Jonathan Trigell is a British author. His first novel, Boy A, won the John Llewellyn Rhys Prize 2004, the Waverton Good Read Award and the inaugural World Book Day Prize in 2008.
The Moorchild is a 1996 children's novel by Eloise McGraw that centers on the life of a changeling girl. The novel draws heavily on Irish and European folklore about changelings, leprechauns, and fairies.
Boy A is the title of a 2004 novel by British writer Jonathan Trigell.
Waverton is a linear village and civil parish in Cumbria, northwest England. Waverton lies on the main A596 road east of a bridge over the River Waver, 2.2 miles south west from Wigton and 14.2 miles from the nearest city, Carlisle. The river is the reason for Waverton's name as well as it coming from the old English word tuǹ, this meaning "An enclosure; a farmstead; a village; an estate".
Nicola Monaghan is an English novelist and author of The Killing Jar, Starfishing and The Okinawa Dragon.
Paul Torday was a British writer and the author of the comic novel, Salmon Fishing in the Yemen.
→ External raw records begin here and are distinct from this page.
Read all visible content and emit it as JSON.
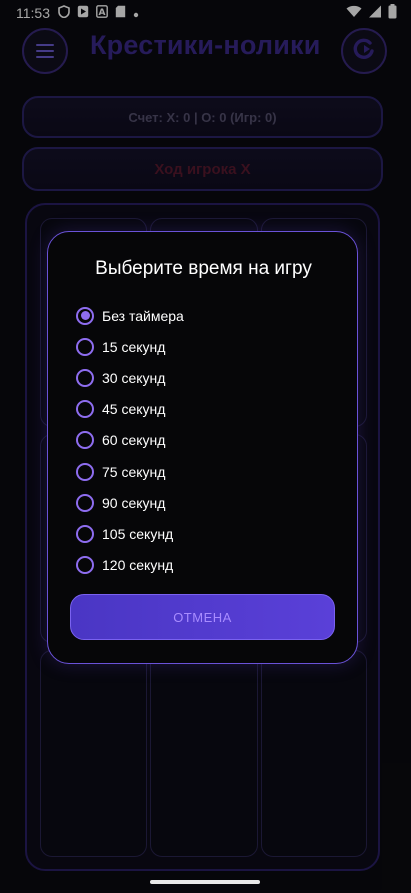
{
  "status_bar": {
    "time": "11:53",
    "icons": [
      "shield-icon",
      "play-icon",
      "font-icon",
      "sd-card-icon",
      "dot-icon"
    ],
    "right_icons": [
      "wifi-icon",
      "signal-icon",
      "battery-icon"
    ]
  },
  "header": {
    "title": "Крестики-нолики",
    "menu_icon": "hamburger-icon",
    "reset_icon": "restart-icon"
  },
  "score": {
    "text": "Счет: X: 0 | O: 0 (Игр: 0)"
  },
  "turn": {
    "text": "Ход игрока X"
  },
  "dialog": {
    "title": "Выберите время на игру",
    "options": [
      {
        "label": "Без таймера",
        "selected": true
      },
      {
        "label": "15 секунд",
        "selected": false
      },
      {
        "label": "30 секунд",
        "selected": false
      },
      {
        "label": "45 секунд",
        "selected": false
      },
      {
        "label": "60 секунд",
        "selected": false
      },
      {
        "label": "75 секунд",
        "selected": false
      },
      {
        "label": "90 секунд",
        "selected": false
      },
      {
        "label": "105 секунд",
        "selected": false
      },
      {
        "label": "120 секунд",
        "selected": false
      }
    ],
    "cancel_label": "ОТМЕНА"
  },
  "colors": {
    "accent": "#8e6df0",
    "background": "#0a0a10",
    "title": "#3b2a8a",
    "button": "#4a36c4"
  }
}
The book was the winner of the 2007 Bollinger Everyman Wodehouse Prize for comic writing and was serialised on BBC Radio 4. It won the Waverton Good Read Award in 2008. It was made into a popular movie in 2011, starring Ewan McGregor and Emily Blunt.
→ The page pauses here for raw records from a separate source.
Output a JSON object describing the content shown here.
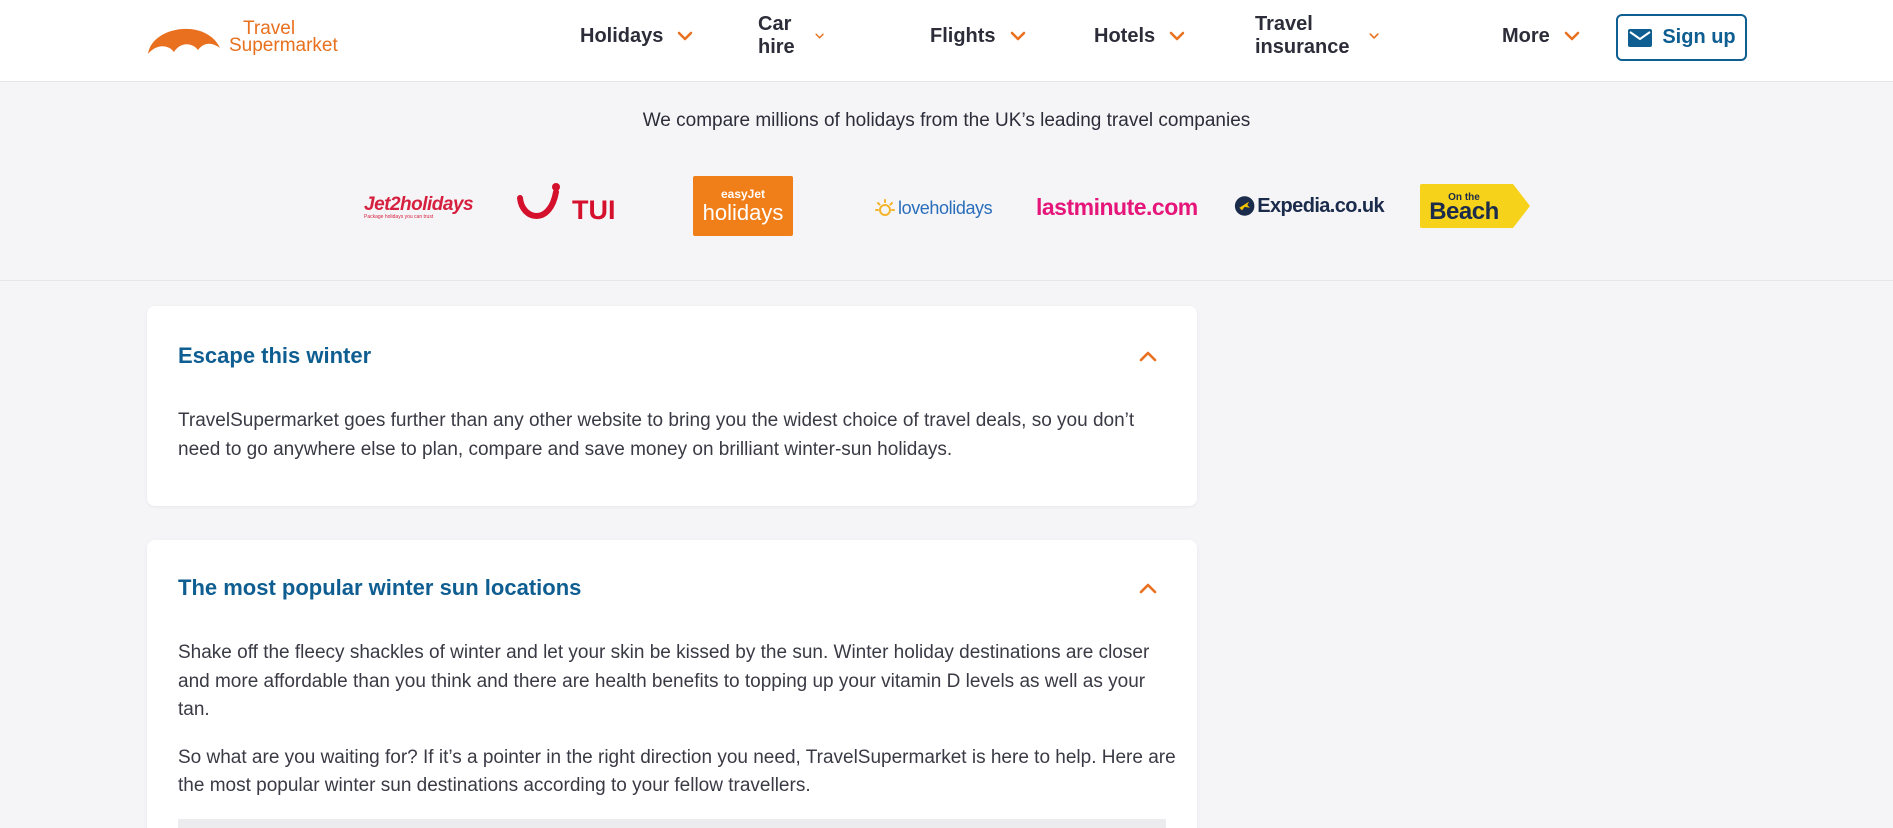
{
  "header": {
    "logo": {
      "line1": "Travel",
      "line2": "Supermarket",
      "icon": "sun-icon",
      "color": "#e8701e"
    },
    "nav": [
      {
        "label": "Holidays",
        "icon": "chevron-down-icon"
      },
      {
        "label": "Car hire",
        "icon": "chevron-down-icon"
      },
      {
        "label": "Flights",
        "icon": "chevron-down-icon"
      },
      {
        "label": "Hotels",
        "icon": "chevron-down-icon"
      },
      {
        "label": "Travel insurance",
        "icon": "chevron-down-icon"
      },
      {
        "label": "More",
        "icon": "chevron-down-icon"
      }
    ],
    "signup": {
      "label": "Sign up",
      "icon": "mail-icon",
      "color": "#0f5e91"
    }
  },
  "partners": {
    "title": "We compare millions of holidays from the UK’s leading travel companies",
    "logos": [
      {
        "name": "jet2holidays",
        "text": "Jet2holidays",
        "tagline": "Package holidays you can trust",
        "color": "#d6203f"
      },
      {
        "name": "TUI",
        "text": "TUI",
        "color": "#d4102c"
      },
      {
        "name": "easyJet holidays",
        "text_top": "easyJet",
        "text": "holidays",
        "color": "#f07f1a"
      },
      {
        "name": "loveholidays",
        "text": "loveholidays",
        "color": "#2a6ebb"
      },
      {
        "name": "lastminute.com",
        "text": "lastminute.com",
        "color": "#e5157a"
      },
      {
        "name": "Expedia.co.uk",
        "text": "Expedia.co.uk",
        "color": "#1b2b4b"
      },
      {
        "name": "On the Beach",
        "text_top": "On the",
        "text": "Beach",
        "color": "#f7d21b"
      }
    ]
  },
  "cards": [
    {
      "title": "Escape this winter",
      "icon": "chevron-up-icon",
      "paragraphs": [
        "TravelSupermarket goes further than any other website to bring you the widest choice of travel deals, so you don’t need to go anywhere else to plan, compare and save money on brilliant winter-sun holidays."
      ]
    },
    {
      "title": "The most popular winter sun locations",
      "icon": "chevron-up-icon",
      "paragraphs": [
        "Shake off the fleecy shackles of winter and let your skin be kissed by the sun. Winter holiday destinations are closer and more affordable than you think and there are health benefits to topping up your vitamin D levels as well as your tan.",
        "So what are you waiting for? If it’s a pointer in the right direction you need, TravelSupermarket is here to help. Here are the most popular winter sun destinations according to your fellow travellers."
      ]
    }
  ],
  "colors": {
    "accent": "#e8701e",
    "link": "#0f5e91",
    "page_bg": "#f5f5f7"
  }
}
Child 44 is a thriller novel by British writer Tom Rob Smith. This is the first novel in a trilogy featuring former MGB Agent Leo Demidov, who investigates a series of gruesome child murders in Joseph Stalin's Soviet Union.
The Mousehole Cat is a children's book written by Antonia Barber and illustrated by Nicola Bayley. Based on the legend of Cornish fisherman Tom Bawcock and the stargazy pie, it tells the tale of a cat who goes with its owner on a fishing expedition in rough and stormy seas. The book has won awards, including the 1998 British Book Award for Illustrated Children's Book of the Month. It has since been adapted into a 2015 animated film, a puppet show and is being adapted as a stage musical.
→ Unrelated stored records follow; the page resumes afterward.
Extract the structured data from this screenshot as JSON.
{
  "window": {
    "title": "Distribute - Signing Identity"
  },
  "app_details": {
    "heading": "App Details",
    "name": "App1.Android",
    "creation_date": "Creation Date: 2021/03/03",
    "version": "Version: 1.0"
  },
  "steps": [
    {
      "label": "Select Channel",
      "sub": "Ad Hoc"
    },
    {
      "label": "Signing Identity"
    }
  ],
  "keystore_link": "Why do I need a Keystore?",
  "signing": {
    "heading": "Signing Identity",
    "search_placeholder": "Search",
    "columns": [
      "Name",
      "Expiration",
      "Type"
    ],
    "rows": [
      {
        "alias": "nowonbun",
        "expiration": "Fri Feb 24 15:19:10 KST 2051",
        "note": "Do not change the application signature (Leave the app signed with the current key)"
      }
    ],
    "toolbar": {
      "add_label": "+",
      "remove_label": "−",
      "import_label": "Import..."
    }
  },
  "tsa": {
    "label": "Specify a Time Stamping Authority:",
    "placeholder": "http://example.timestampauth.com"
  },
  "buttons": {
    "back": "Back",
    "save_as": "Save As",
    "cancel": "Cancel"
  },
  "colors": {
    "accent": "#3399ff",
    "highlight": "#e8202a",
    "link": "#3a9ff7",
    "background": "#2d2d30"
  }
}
The Soldier's Song is the debut novel from Alan Monaghan and the first in the Soldier's Song Trilogy.
Where They Were Missed is the debut novel from Northern Irish author Lucy Caldwell. It was shortlisted for the inaugural Dylan Thomas Prize and the Waverton Good Read Award. It was named by The Guardian's Glenn Patterson as one of the 'top 10 Belfast books'.
Yvvette Edwards is a British novelist born in London, England, of Caribbean heritage. Her first novel, A Cupboard Full of Coats, was published in 2011 to much acclaim and prize nominations that included the Man Booker Prize longlist and the Commonwealth Book Prize shortlist. Edwards followed this debut work five years later with The Mother (2016), a novel that "reinforces her accomplishment".